They instead teach what Gunsite Director of Training Dave Starin calls the “fighting stance.”
When it comes to “shooting stances” I find it is much the same. You can argue pros and cons as to which is better, a Weaver stance or an Isosceles stance. Both are fine, but I prefer a fighting stance.
At Gunsite, we teach a fighting stance, with no preconceived preference as to whether or not you lock out your elbows, bend your support elbow 45 degrees or more likely, fall somewhere in between. As you will often hear us say, “We are a fighting school, not a shooting school.”
While I’ll never claim to be an expert in any aspect of firearms training, I do happen to know a little bit about the way the Fighting Stance is taught at Gunsite, as I’ve spent more than 120 hours training there in the past two years.

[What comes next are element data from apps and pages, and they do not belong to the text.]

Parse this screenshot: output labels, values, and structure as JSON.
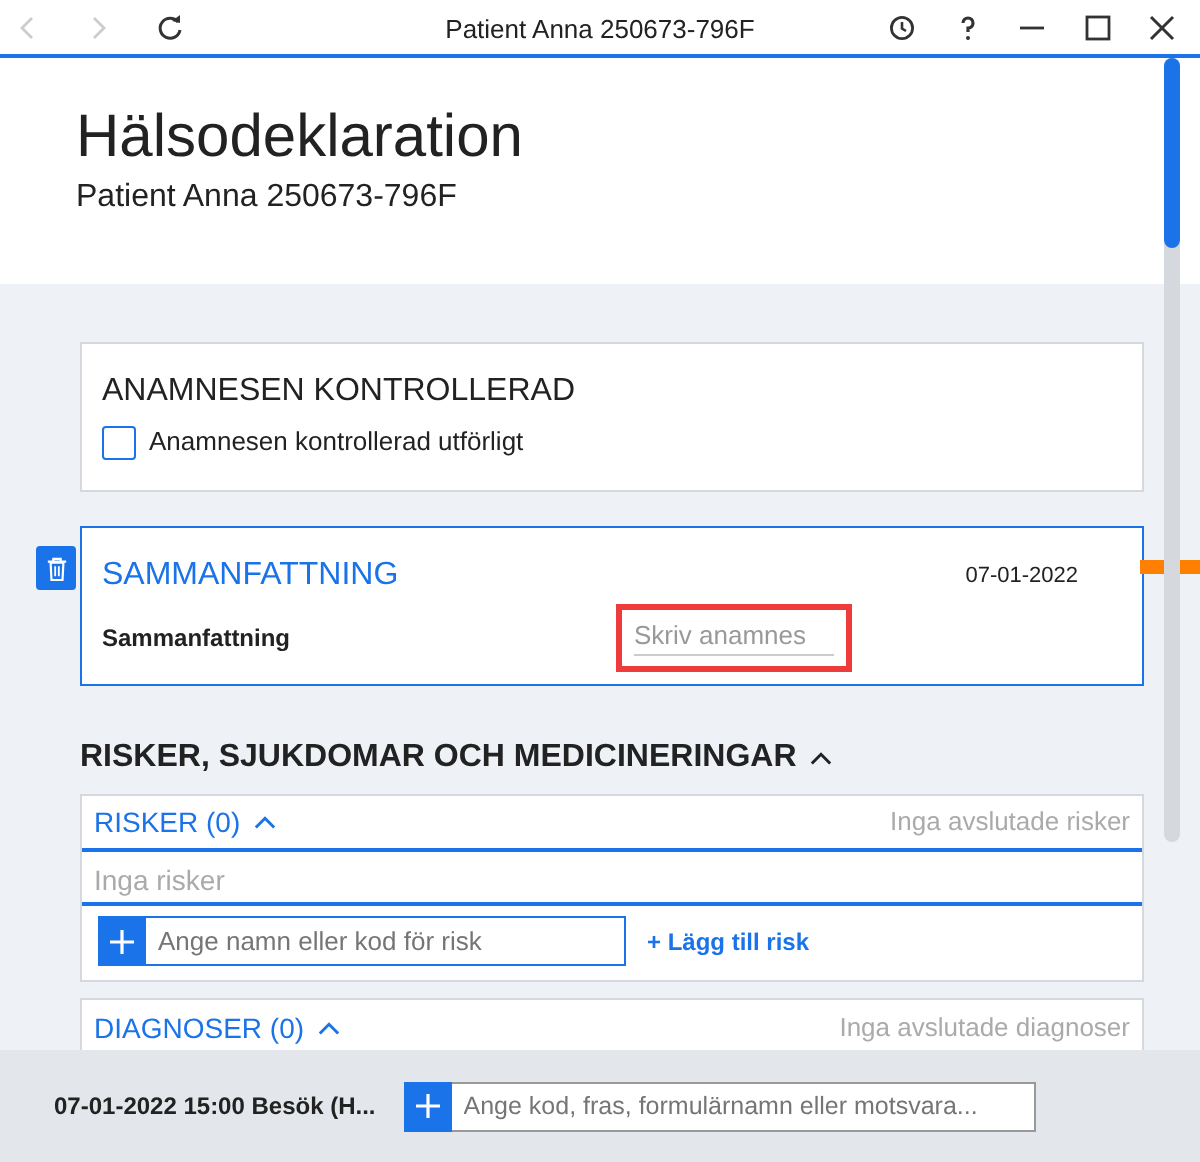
{
  "window": {
    "title": "Patient Anna 250673-796F"
  },
  "header": {
    "title": "Hälsodeklaration",
    "subtitle": "Patient Anna 250673-796F"
  },
  "anamnes_check": {
    "heading": "ANAMNESEN KONTROLLERAD",
    "label": "Anamnesen kontrollerad utförligt",
    "checked": false
  },
  "summary": {
    "heading": "SAMMANFATTNING",
    "date": "07-01-2022",
    "label": "Sammanfattning",
    "placeholder": "Skriv anamnes",
    "highlighted": true
  },
  "risks_section": {
    "heading": "RISKER, SJUKDOMAR OCH MEDICINERINGAR",
    "expanded": true
  },
  "panels": [
    {
      "heading": "RISKER (0)",
      "expanded": true,
      "note": "Inga avslutade risker",
      "empty_text": "Inga risker",
      "placeholder": "Ange namn eller kod för risk",
      "add_link": "+ Lägg till risk"
    },
    {
      "heading": "DIAGNOSER (0)",
      "expanded": true,
      "note": "Inga avslutade diagnoser"
    }
  ],
  "footer": {
    "visit": "07-01-2022 15:00 Besök (H...",
    "placeholder": "Ange kod, fras, formulärnamn eller motsvara..."
  }
}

Here are several Gunsite instructors and a firing line of students with their takes on the Fighting Stance at taught today. I will note that many still consider this a variation of the Weaver Stance.
Now here are several photos of Gunsite students in their versions of a Fighting or modern Weaver stance.
You’ll note that the exaggerated bladed stance and perfectly upright position that Pincus has his model demonstrate doesn’t look anything at all like the Fighting Stance or modern Weaver as taught by instructors and emulated by students at Gunsite.
So what really defines the Fighting Stance, or modern Weaver?
Take it away again, Dave Starin.
- Balance is essential as it is required for everything we do, (except falling). In order to effectively defend yourself, or a loved one, you need to remain balanced in order to perform. Whether you are moving out of the way, delivering a punch, swinging a club or need to fire accurate shots, balance is a key component. Balance allows us to move quickly and efficiently.
- Your stance should provide you a stable platform from which to fight/shoot. Being stable allows us to block or deflect an attack or be solid enough to keep the sights aligned while shooting. Good stability is also required to control or manage recoil effectively, a must for quick and accurate follow up shots.
- Your ability to move quickly in any direction without preparatory movements can be critical to your survival. Balance and stability are required for good mobility. If we are off balance it is difficult or impossible to move quickly while maintaining control and coordination. Without a stable platform, moving quickly likely results in a loss of balance or traction.
It’s the “push-pull” isometric tension between hands which tames recoil… and which Pincus asserts doesn’t work.
The reality of the matter is that the “push-pull” that defines the Weaver and which is used in the Fighting Stance I’ve been taught is still taught today for a very simple reason: it works effectively in real gunfights for recoil management and gun control. It also leaves people in a much better fighting position if you have to go “hands on.” The isosceles, while good for competition target shooting, doesn’t give you good front-to-back stability, and can leave a shooter on his back in a real-world fight.
You’ll note that none of the students nor the instructors are deeply bladed at a 45 degree angle. You’ll also note that their footwork varies widely; most students have their support-side leg slightly forward, some have them nearly even, and a few of us (myself and at least one Gunsite instructor) sometimes have our gun-side leg forward. You’ll also note that both toes of the shooters also point at the target, not both off at an angle as they are in Pincus’s video.
The body of a Fighting Stance or modern Weaver shooter is not rigidly straight up and down as demonstrated by Pincus’s model, but is balanced. Depending on the practitioner, there may be varying degrees of forward lean.
The bastardized “Wikipedia Weaver” shown in Pincus’s video is not what people actually learn and practice, and his favored Isosceles is amusingly more of a range/competition stance than even the Weaver he misunderstands and derides.